→ YOUR GOAL:
Scan the data for lines with "Lens" and report the count by itself.

● ● ●

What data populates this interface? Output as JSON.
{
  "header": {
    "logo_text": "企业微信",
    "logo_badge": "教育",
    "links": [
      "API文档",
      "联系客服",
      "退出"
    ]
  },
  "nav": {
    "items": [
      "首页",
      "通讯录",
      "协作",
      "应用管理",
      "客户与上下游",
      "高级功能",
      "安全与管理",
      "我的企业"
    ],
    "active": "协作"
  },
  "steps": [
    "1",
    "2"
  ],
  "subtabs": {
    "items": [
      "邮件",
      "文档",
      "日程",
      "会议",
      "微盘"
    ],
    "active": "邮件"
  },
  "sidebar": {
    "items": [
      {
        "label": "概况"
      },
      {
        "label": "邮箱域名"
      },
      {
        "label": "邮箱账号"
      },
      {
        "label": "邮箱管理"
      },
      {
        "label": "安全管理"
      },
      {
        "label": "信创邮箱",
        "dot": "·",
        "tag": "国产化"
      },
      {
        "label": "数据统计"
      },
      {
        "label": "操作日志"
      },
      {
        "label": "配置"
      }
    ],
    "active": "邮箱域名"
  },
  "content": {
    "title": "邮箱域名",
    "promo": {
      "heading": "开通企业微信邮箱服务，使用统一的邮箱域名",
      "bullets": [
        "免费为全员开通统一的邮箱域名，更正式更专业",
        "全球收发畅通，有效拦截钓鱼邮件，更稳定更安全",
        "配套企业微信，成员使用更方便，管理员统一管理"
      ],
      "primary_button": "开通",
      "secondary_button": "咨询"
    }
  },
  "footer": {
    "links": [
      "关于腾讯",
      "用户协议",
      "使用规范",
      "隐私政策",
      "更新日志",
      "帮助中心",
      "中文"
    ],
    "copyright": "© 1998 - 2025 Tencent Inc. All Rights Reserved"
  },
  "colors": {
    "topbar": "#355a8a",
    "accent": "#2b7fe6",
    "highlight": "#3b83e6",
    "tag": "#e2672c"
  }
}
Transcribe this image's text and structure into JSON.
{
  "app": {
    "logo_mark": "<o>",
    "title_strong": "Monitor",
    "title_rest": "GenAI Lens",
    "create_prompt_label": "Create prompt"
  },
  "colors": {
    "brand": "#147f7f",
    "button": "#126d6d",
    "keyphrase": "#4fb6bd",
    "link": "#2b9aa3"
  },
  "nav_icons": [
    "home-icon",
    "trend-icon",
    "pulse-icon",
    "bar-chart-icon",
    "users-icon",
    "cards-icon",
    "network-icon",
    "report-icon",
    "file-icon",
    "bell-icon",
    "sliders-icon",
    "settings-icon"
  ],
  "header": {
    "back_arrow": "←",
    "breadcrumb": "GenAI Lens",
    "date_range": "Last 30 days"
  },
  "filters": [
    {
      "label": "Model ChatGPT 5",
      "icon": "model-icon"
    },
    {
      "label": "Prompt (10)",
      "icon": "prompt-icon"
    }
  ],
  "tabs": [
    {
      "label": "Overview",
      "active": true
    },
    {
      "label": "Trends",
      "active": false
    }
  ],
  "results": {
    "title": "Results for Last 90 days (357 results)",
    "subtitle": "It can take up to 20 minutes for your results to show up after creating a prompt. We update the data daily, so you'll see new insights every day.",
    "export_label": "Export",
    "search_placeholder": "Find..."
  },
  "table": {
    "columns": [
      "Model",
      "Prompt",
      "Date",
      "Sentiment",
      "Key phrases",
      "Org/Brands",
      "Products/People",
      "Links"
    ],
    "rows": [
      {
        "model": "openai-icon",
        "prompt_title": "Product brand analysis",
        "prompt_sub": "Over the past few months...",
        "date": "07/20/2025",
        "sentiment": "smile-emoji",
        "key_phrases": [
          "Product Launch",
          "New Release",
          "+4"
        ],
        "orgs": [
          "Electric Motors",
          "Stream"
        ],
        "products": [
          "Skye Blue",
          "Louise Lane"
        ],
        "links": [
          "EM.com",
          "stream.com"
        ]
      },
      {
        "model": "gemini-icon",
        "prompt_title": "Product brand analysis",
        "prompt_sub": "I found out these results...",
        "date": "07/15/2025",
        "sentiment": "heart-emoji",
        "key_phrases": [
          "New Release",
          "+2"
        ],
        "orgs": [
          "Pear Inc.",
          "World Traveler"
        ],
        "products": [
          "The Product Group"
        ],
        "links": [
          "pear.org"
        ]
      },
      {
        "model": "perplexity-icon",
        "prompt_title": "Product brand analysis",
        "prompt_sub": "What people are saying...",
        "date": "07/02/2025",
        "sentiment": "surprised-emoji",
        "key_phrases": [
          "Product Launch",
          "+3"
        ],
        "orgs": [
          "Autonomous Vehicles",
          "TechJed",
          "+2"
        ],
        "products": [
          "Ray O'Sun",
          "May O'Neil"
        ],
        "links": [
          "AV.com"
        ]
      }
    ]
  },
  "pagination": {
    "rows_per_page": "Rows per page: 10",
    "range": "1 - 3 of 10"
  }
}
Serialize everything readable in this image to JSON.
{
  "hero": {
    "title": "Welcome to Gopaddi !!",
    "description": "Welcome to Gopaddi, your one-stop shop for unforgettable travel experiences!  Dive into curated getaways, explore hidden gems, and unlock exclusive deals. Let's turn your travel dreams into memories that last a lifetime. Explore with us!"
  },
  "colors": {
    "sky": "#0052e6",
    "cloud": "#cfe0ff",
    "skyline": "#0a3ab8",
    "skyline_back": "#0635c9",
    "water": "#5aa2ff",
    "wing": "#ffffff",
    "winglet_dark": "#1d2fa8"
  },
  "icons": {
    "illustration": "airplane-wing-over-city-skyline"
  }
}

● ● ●

→ RESULT:
2